What the task asks
Would you return every entry below exactly as written, without its images?

----

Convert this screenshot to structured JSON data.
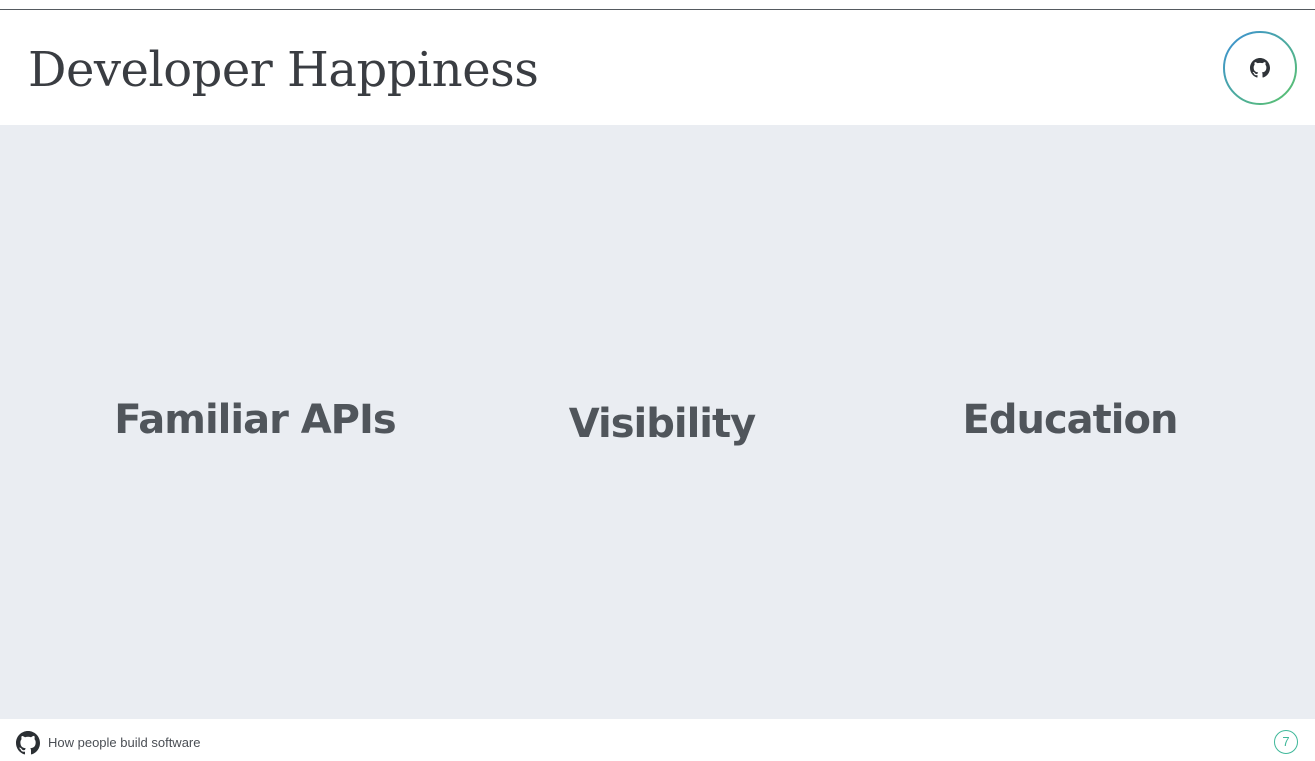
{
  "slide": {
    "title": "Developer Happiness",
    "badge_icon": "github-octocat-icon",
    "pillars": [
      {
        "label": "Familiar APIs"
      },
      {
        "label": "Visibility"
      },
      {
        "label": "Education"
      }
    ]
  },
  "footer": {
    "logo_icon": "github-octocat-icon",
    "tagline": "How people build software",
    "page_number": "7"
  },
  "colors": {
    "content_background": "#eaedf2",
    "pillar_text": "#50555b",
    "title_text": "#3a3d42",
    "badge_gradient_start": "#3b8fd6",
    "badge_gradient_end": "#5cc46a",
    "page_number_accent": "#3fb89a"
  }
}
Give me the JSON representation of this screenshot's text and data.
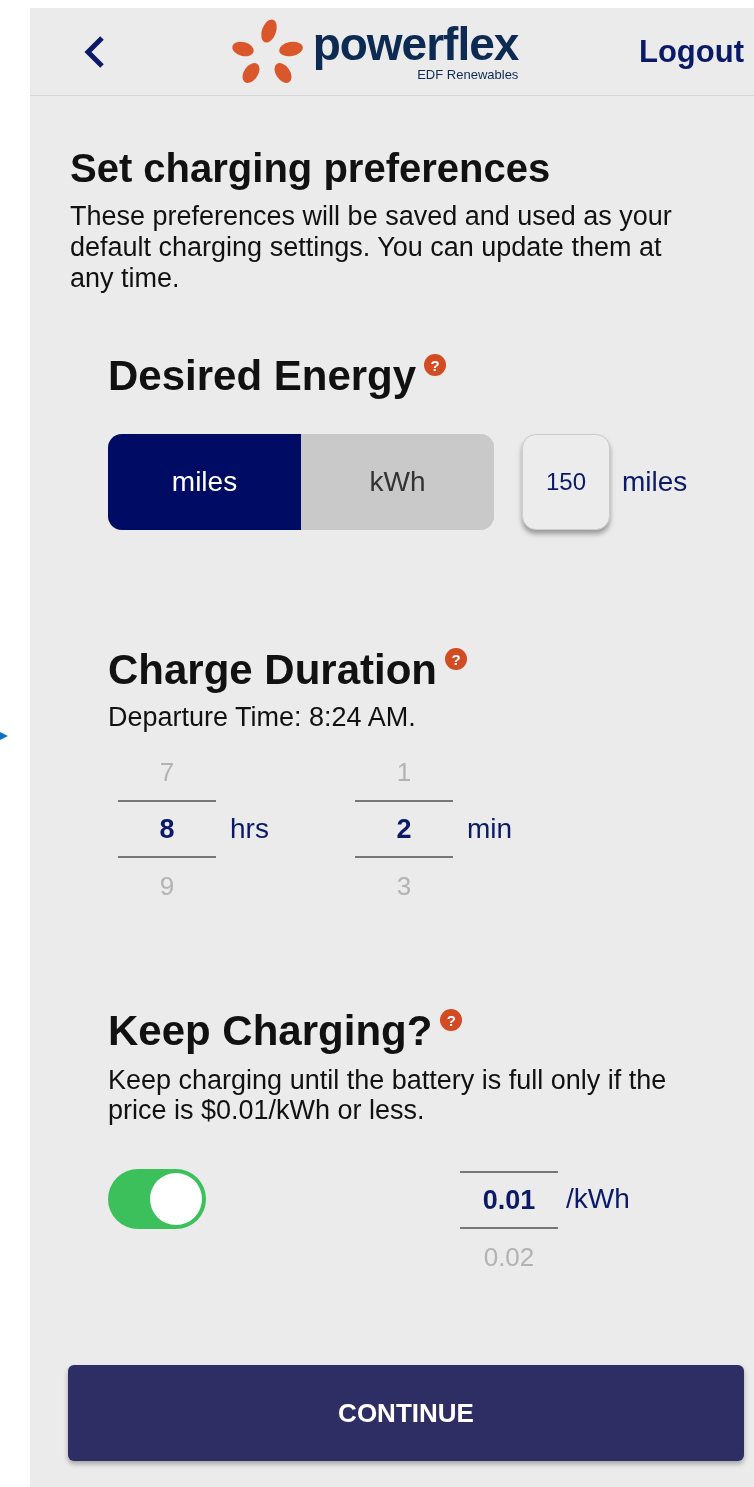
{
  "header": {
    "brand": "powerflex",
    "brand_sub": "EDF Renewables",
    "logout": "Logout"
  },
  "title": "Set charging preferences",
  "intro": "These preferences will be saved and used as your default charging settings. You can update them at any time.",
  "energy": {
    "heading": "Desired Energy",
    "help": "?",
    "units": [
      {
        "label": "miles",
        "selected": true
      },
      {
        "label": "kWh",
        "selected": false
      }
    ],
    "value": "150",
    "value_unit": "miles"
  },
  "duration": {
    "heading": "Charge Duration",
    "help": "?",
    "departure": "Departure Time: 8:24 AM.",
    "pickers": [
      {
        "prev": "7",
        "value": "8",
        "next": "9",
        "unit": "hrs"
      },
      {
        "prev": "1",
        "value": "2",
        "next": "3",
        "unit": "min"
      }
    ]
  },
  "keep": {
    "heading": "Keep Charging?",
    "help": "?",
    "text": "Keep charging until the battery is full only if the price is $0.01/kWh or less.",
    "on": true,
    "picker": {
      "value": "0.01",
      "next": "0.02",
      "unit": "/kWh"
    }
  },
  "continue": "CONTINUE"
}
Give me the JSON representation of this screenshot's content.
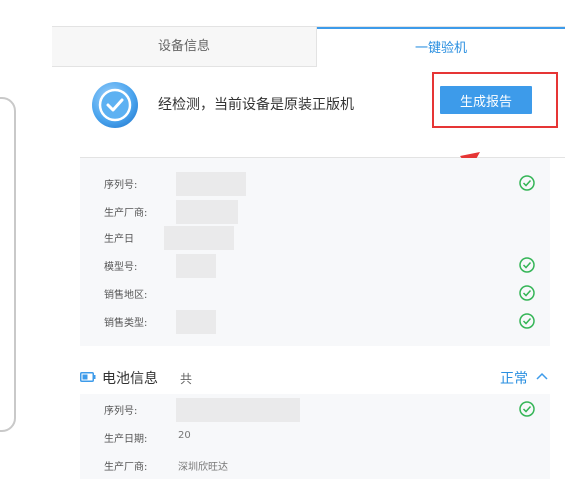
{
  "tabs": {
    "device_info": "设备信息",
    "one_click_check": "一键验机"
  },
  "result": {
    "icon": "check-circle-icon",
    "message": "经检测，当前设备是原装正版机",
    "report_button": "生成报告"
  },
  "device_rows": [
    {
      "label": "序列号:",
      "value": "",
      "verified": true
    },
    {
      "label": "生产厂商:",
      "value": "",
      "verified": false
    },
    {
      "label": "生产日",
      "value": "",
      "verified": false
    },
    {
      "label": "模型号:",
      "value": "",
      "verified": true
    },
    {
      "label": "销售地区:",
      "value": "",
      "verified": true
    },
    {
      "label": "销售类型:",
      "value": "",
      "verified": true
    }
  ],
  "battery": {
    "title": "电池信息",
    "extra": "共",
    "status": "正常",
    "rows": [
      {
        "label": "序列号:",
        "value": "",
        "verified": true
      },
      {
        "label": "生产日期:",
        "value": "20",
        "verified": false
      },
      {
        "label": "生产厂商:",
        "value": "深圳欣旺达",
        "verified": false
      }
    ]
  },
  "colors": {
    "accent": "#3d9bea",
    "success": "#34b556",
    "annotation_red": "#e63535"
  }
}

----

Response to this task
Convert this screenshot to structured JSON data.
{
  "slide": {
    "title": "Developer Happiness",
    "badge_icon": "github-octocat-icon",
    "pillars": [
      {
        "label": "Familiar APIs"
      },
      {
        "label": "Visibility"
      },
      {
        "label": "Education"
      }
    ]
  },
  "footer": {
    "logo_icon": "github-octocat-icon",
    "tagline": "How people build software",
    "page_number": "7"
  },
  "colors": {
    "content_background": "#eaedf2",
    "pillar_text": "#50555b",
    "title_text": "#3a3d42",
    "badge_gradient_start": "#3b8fd6",
    "badge_gradient_end": "#5cc46a",
    "page_number_accent": "#3fb89a"
  }
}
Give me the JSON representation of this screenshot's text and data.
{
  "header": {
    "brand": "powerflex",
    "brand_sub": "EDF Renewables",
    "logout": "Logout"
  },
  "title": "Set charging preferences",
  "intro": "These preferences will be saved and used as your default charging settings. You can update them at any time.",
  "energy": {
    "heading": "Desired Energy",
    "help": "?",
    "units": [
      {
        "label": "miles",
        "selected": true
      },
      {
        "label": "kWh",
        "selected": false
      }
    ],
    "value": "150",
    "value_unit": "miles"
  },
  "duration": {
    "heading": "Charge Duration",
    "help": "?",
    "departure": "Departure Time: 8:24 AM.",
    "pickers": [
      {
        "prev": "7",
        "value": "8",
        "next": "9",
        "unit": "hrs"
      },
      {
        "prev": "1",
        "value": "2",
        "next": "3",
        "unit": "min"
      }
    ]
  },
  "keep": {
    "heading": "Keep Charging?",
    "help": "?",
    "text": "Keep charging until the battery is full only if the price is $0.01/kWh or less.",
    "on": true,
    "picker": {
      "value": "0.01",
      "next": "0.02",
      "unit": "/kWh"
    }
  },
  "continue": "CONTINUE"
}
Give me the JSON representation of this screenshot's content.
{
  "tabs": {
    "device_info": "设备信息",
    "one_click_check": "一键验机"
  },
  "result": {
    "icon": "check-circle-icon",
    "message": "经检测，当前设备是原装正版机",
    "report_button": "生成报告"
  },
  "device_rows": [
    {
      "label": "序列号:",
      "value": "",
      "verified": true
    },
    {
      "label": "生产厂商:",
      "value": "",
      "verified": false
    },
    {
      "label": "生产日",
      "value": "",
      "verified": false
    },
    {
      "label": "模型号:",
      "value": "",
      "verified": true
    },
    {
      "label": "销售地区:",
      "value": "",
      "verified": true
    },
    {
      "label": "销售类型:",
      "value": "",
      "verified": true
    }
  ],
  "battery": {
    "title": "电池信息",
    "extra": "共",
    "status": "正常",
    "rows": [
      {
        "label": "序列号:",
        "value": "",
        "verified": true
      },
      {
        "label": "生产日期:",
        "value": "20",
        "verified": false
      },
      {
        "label": "生产厂商:",
        "value": "深圳欣旺达",
        "verified": false
      }
    ]
  },
  "colors": {
    "accent": "#3d9bea",
    "success": "#34b556",
    "annotation_red": "#e63535"
  }
}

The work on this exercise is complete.